What do I mean by "do the legwork?" Well, imagine a couple that's been together for a period of years without getting married or engaged. Imagine this couple frequently has to put up with people asking, "So when are you guys going to get married? What are you waiting for?"

At a certain point in people's lives or relationships, others expect to hear wedding bells, soon. Simply by inquiring so frequently (and, in some cases, so forcefully), these people put pressure on the couple to take a step they may or may not be ready for.

"When are you gonna make an honest man/woman out of him/her?"
"When am I gonna get some grandbabies?"
"What, s/he ain't good enough to marry?"

That's pressure.

Choosing to marry or not (yet) based on your and your partner's longer-term compatibility, unresolved issues, or other real-world, practical concerns, then doing what it takes to explore and/or resolve those concerns is "doing the legwork," in my book. Doing this in the face of societal and familial expectations takes another kind of resolve - especially if you're really in-love with your partner and respect the institution of marriage.

Obviously, there are folks who are just perpetually afraid of commitment or who have problems with the institution of marriage, itself, but there are also people who think that marriage is too important to dive into with eyes squeezed shut.

If I'm going to dive into anything, I'm going to do it with my eyes wide open.

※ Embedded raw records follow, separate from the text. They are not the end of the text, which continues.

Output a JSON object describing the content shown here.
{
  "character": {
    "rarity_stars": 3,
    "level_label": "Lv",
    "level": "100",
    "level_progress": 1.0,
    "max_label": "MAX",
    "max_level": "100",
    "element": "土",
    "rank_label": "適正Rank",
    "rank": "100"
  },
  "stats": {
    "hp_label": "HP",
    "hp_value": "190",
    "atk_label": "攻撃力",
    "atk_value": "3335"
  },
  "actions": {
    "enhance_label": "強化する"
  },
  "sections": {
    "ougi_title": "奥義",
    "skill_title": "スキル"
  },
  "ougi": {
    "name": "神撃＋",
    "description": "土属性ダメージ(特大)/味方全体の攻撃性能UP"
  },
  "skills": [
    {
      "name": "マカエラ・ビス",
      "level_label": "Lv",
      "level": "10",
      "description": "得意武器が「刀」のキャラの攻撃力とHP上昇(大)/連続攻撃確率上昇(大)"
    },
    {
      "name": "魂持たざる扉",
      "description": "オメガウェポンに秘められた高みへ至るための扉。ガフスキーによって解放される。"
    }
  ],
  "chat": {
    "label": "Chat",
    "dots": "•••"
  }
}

As much as I think there should be a certain amount of faith involved in these decisions*, I have to respect those that make such important decisions largely based on their own wants, needs, and preparedness and not that of their parents, their pastor, and the general populace.

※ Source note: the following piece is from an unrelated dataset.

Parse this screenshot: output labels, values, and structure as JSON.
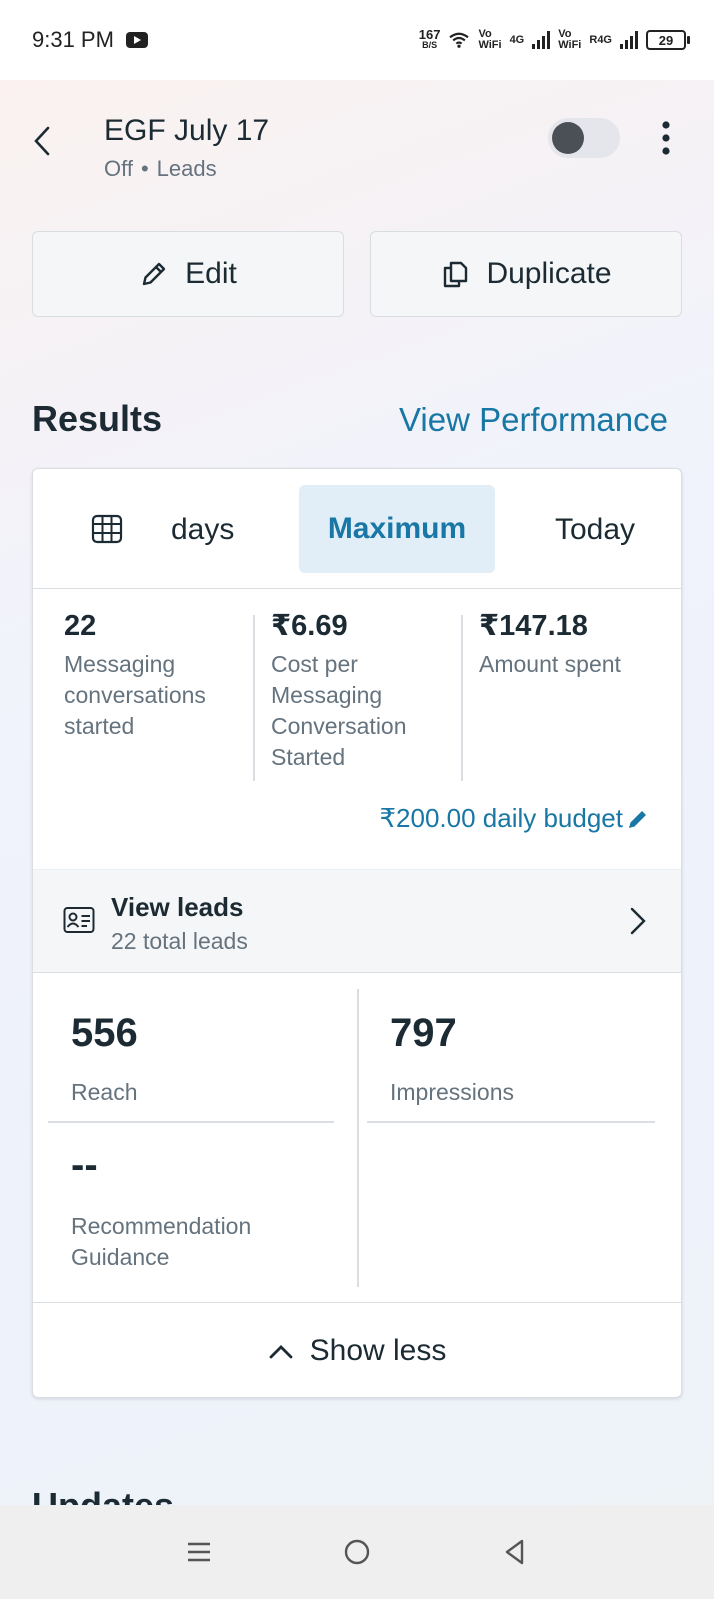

I have to respect those who look before they leap.

* - faith in oneself and one's partner


Angie said...

I think you are right on the money. By the time you have "done the leg work" you know the person well enough to know if you can walk with them to the alter. I think more of us should take some time before we rush to marry. Love alone does not cut it.

Michael May said...


My wife and I were friends for about four years before we started dating. Then we dated for four more years before we got engaged. And we were engaged for a year before we married. I'm all for taking your time and working out as many problems as you can BEFORE you say the vows.

You can't plan for every situation, and surprises will still come up, but when it comes to something as important as marriage, you should hedge your bets everywhere you possibly can.

Anonymous said...

I understand the pressure but I've learned to ignore it. As you know, I've blogged on this topic often.

For me, it's not about love or having faith in my partner. For me, I just don't see the benefit in getting married. Maybe if I had never been married I would feel differently. I've lived on both sides of the fence and I enjoy the single side a lot more.

Anonymous said...

There will always be a certain amount of outside influence when it comes to these kinds of things. It is up to the couple to sort through the mess and make a good decision that works for both of them. Married or not, we all have to live with the consequences of our decisions, especially those that are as big as marriage and kids.